**** Extracted records ****

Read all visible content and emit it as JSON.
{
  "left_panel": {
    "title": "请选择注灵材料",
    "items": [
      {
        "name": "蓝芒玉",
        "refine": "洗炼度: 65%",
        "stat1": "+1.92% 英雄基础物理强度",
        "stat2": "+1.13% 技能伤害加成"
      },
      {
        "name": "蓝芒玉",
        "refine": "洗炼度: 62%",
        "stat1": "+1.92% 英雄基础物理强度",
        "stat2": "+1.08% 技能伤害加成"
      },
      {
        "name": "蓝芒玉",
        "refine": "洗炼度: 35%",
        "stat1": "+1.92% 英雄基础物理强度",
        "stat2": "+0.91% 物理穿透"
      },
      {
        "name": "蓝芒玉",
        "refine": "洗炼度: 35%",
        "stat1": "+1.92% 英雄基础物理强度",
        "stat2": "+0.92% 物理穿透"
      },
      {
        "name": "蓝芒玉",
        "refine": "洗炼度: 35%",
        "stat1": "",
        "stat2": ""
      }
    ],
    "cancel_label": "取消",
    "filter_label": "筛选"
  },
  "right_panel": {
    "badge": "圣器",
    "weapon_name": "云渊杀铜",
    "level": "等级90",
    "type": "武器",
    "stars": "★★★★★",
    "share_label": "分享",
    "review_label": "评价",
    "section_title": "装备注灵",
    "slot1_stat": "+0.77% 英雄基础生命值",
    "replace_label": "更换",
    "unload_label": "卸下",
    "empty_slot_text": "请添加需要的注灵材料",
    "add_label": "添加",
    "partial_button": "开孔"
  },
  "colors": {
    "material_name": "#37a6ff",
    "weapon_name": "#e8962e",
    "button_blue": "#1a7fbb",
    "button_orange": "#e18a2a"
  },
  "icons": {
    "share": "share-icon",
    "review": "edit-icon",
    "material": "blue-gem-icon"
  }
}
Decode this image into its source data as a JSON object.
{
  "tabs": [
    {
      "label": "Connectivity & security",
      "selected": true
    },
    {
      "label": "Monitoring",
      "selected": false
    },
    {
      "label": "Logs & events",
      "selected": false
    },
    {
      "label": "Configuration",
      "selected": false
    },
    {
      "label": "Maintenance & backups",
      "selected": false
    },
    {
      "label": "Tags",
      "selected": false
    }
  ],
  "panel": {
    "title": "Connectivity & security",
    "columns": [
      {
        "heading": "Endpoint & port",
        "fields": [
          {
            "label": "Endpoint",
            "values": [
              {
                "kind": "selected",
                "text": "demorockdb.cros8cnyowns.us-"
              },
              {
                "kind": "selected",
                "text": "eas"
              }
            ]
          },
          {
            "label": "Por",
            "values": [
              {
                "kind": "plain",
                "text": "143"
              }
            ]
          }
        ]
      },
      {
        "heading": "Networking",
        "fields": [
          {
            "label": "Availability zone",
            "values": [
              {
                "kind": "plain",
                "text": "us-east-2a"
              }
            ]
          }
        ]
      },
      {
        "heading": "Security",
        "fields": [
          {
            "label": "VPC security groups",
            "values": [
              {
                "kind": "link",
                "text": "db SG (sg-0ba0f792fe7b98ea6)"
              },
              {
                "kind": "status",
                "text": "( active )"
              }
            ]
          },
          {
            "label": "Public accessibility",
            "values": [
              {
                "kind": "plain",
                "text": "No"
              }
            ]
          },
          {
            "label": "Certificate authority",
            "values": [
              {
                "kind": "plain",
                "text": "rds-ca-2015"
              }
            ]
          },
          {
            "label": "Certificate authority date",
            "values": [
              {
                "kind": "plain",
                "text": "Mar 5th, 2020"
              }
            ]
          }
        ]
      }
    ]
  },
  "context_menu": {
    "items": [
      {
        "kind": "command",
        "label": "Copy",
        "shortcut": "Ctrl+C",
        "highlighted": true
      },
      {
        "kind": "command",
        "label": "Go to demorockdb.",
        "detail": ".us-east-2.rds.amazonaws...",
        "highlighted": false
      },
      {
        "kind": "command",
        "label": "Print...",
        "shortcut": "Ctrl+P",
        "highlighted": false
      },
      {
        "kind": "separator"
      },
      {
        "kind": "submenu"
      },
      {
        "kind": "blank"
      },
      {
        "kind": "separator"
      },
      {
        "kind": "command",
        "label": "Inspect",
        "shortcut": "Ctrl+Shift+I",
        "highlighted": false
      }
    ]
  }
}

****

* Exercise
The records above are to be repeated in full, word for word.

* Result for this task
Read all visible content and emit it as JSON.
{
  "left_panel": {
    "title": "请选择注灵材料",
    "items": [
      {
        "name": "蓝芒玉",
        "refine": "洗炼度: 65%",
        "stat1": "+1.92% 英雄基础物理强度",
        "stat2": "+1.13% 技能伤害加成"
      },
      {
        "name": "蓝芒玉",
        "refine": "洗炼度: 62%",
        "stat1": "+1.92% 英雄基础物理强度",
        "stat2": "+1.08% 技能伤害加成"
      },
      {
        "name": "蓝芒玉",
        "refine": "洗炼度: 35%",
        "stat1": "+1.92% 英雄基础物理强度",
        "stat2": "+0.91% 物理穿透"
      },
      {
        "name": "蓝芒玉",
        "refine": "洗炼度: 35%",
        "stat1": "+1.92% 英雄基础物理强度",
        "stat2": "+0.92% 物理穿透"
      },
      {
        "name": "蓝芒玉",
        "refine": "洗炼度: 35%",
        "stat1": "",
        "stat2": ""
      }
    ],
    "cancel_label": "取消",
    "filter_label": "筛选"
  },
  "right_panel": {
    "badge": "圣器",
    "weapon_name": "云渊杀铜",
    "level": "等级90",
    "type": "武器",
    "stars": "★★★★★",
    "share_label": "分享",
    "review_label": "评价",
    "section_title": "装备注灵",
    "slot1_stat": "+0.77% 英雄基础生命值",
    "replace_label": "更换",
    "unload_label": "卸下",
    "empty_slot_text": "请添加需要的注灵材料",
    "add_label": "添加",
    "partial_button": "开孔"
  },
  "colors": {
    "material_name": "#37a6ff",
    "weapon_name": "#e8962e",
    "button_blue": "#1a7fbb",
    "button_orange": "#e18a2a"
  },
  "icons": {
    "share": "share-icon",
    "review": "edit-icon",
    "material": "blue-gem-icon"
  }
}
Decode this image into its source data as a JSON object.
{
  "tabs": [
    {
      "label": "Connectivity & security",
      "selected": true
    },
    {
      "label": "Monitoring",
      "selected": false
    },
    {
      "label": "Logs & events",
      "selected": false
    },
    {
      "label": "Configuration",
      "selected": false
    },
    {
      "label": "Maintenance & backups",
      "selected": false
    },
    {
      "label": "Tags",
      "selected": false
    }
  ],
  "panel": {
    "title": "Connectivity & security",
    "columns": [
      {
        "heading": "Endpoint & port",
        "fields": [
          {
            "label": "Endpoint",
            "values": [
              {
                "kind": "selected",
                "text": "demorockdb.cros8cnyowns.us-"
              },
              {
                "kind": "selected",
                "text": "eas"
              }
            ]
          },
          {
            "label": "Por",
            "values": [
              {
                "kind": "plain",
                "text": "143"
              }
            ]
          }
        ]
      },
      {
        "heading": "Networking",
        "fields": [
          {
            "label": "Availability zone",
            "values": [
              {
                "kind": "plain",
                "text": "us-east-2a"
              }
            ]
          }
        ]
      },
      {
        "heading": "Security",
        "fields": [
          {
            "label": "VPC security groups",
            "values": [
              {
                "kind": "link",
                "text": "db SG (sg-0ba0f792fe7b98ea6)"
              },
              {
                "kind": "status",
                "text": "( active )"
              }
            ]
          },
          {
            "label": "Public accessibility",
            "values": [
              {
                "kind": "plain",
                "text": "No"
              }
            ]
          },
          {
            "label": "Certificate authority",
            "values": [
              {
                "kind": "plain",
                "text": "rds-ca-2015"
              }
            ]
          },
          {
            "label": "Certificate authority date",
            "values": [
              {
                "kind": "plain",
                "text": "Mar 5th, 2020"
              }
            ]
          }
        ]
      }
    ]
  },
  "context_menu": {
    "items": [
      {
        "kind": "command",
        "label": "Copy",
        "shortcut": "Ctrl+C",
        "highlighted": true
      },
      {
        "kind": "command",
        "label": "Go to demorockdb.",
        "detail": ".us-east-2.rds.amazonaws...",
        "highlighted": false
      },
      {
        "kind": "command",
        "label": "Print...",
        "shortcut": "Ctrl+P",
        "highlighted": false
      },
      {
        "kind": "separator"
      },
      {
        "kind": "submenu"
      },
      {
        "kind": "blank"
      },
      {
        "kind": "separator"
      },
      {
        "kind": "command",
        "label": "Inspect",
        "shortcut": "Ctrl+Shift+I",
        "highlighted": false
      }
    ]
  }
}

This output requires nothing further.